In the largest genetic study of its kind, researchers at Indiana University have identified new genetic associations with squamous cell skin cancer.
The study, involving data from more than 680,000 individuals, including 20,000 people with squamous cell carcinoma, identified new genetic variants associated with the condition.
The study was a meta-analysis, meaning it included data from many different studies, including data from about 280,000 23andMe customers who consented to participate in research.
While confirming previous findings that genes associated with skin pigmentation are associated with squamous cell cancers, the study also found some additional genes that are associated with cancer progression and immune response, among other things.
The study identified eight new genetic variants associated with squamous cell cancer, bringing the total known variants associated with this type of non-melanoma skin cancer to 22.
“We can certainly say there is some genetic overlap between squamous cell carcinoma, basal cell carcinoma, and melanoma — the three major types of skin cancer — but we also found some genes that are specific for squamous cell carcinoma,” said Jiali Han, Ph. D, the lead author of the paper, and a professor and researcher at Indiana University’s School of Medicine.

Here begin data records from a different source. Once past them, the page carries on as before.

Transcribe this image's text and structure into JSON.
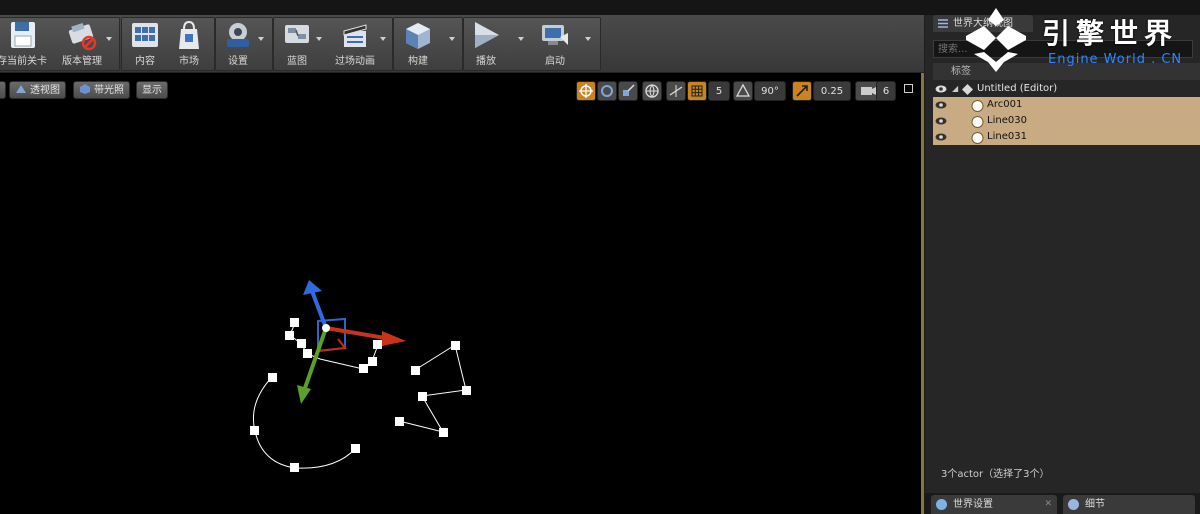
{
  "toolbar": {
    "buttons": [
      {
        "label": "存当前关卡",
        "icon": "save-icon"
      },
      {
        "label": "版本管理",
        "icon": "source-control-icon"
      },
      {
        "label": "内容",
        "icon": "content-browser-icon"
      },
      {
        "label": "市场",
        "icon": "marketplace-icon"
      },
      {
        "label": "设置",
        "icon": "settings-icon"
      },
      {
        "label": "蓝图",
        "icon": "blueprint-icon"
      },
      {
        "label": "过场动画",
        "icon": "cinematics-icon"
      },
      {
        "label": "构建",
        "icon": "build-icon"
      },
      {
        "label": "播放",
        "icon": "play-icon"
      },
      {
        "label": "启动",
        "icon": "launch-icon"
      }
    ]
  },
  "viewport": {
    "view_buttons": [
      {
        "label": "",
        "icon": "viewport-menu-icon"
      },
      {
        "label": "透视图",
        "icon": "perspective-icon"
      },
      {
        "label": "带光照",
        "icon": "lit-icon"
      },
      {
        "label": "显示",
        "icon": ""
      }
    ],
    "grid_snap": "5",
    "rotation_snap": "90°",
    "scale_snap": "0.25",
    "camera_speed": "6",
    "accent_color": "#c98320"
  },
  "outliner": {
    "tab_label": "世界大纲视图",
    "search_placeholder": "搜索...",
    "column_label": "标签",
    "items": [
      {
        "name": "Untitled (Editor)",
        "selected": false,
        "icon": "world-icon"
      },
      {
        "name": "Arc001",
        "selected": true,
        "icon": "actor-icon"
      },
      {
        "name": "Line030",
        "selected": true,
        "icon": "actor-icon"
      },
      {
        "name": "Line031",
        "selected": true,
        "icon": "actor-icon"
      }
    ],
    "actor_count": "3个actor（选择了3个）",
    "selection_color": "#c9ab83"
  },
  "bottom_tabs": [
    {
      "label": "世界设置",
      "icon": "globe-icon"
    },
    {
      "label": "细节",
      "icon": "details-icon"
    }
  ],
  "watermark": {
    "cn": "引擎世界",
    "en": "Engine World . CN",
    "en_color": "#2b86ff"
  }
}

Squamous cells and basal cells are also known as non-melanoma skin cancers. Both usually respond to treatment and rarely spread to other parts of the body, according to the National Cancer Institute. Melanoma is more aggressive, however, and can spread to other parts of the body if it’s not diagnosed early. Having fair skin, freckles, blue eyes, and brown hair are also risk factors for squamous cell skin cancer.
The research is published online in Nature Communications.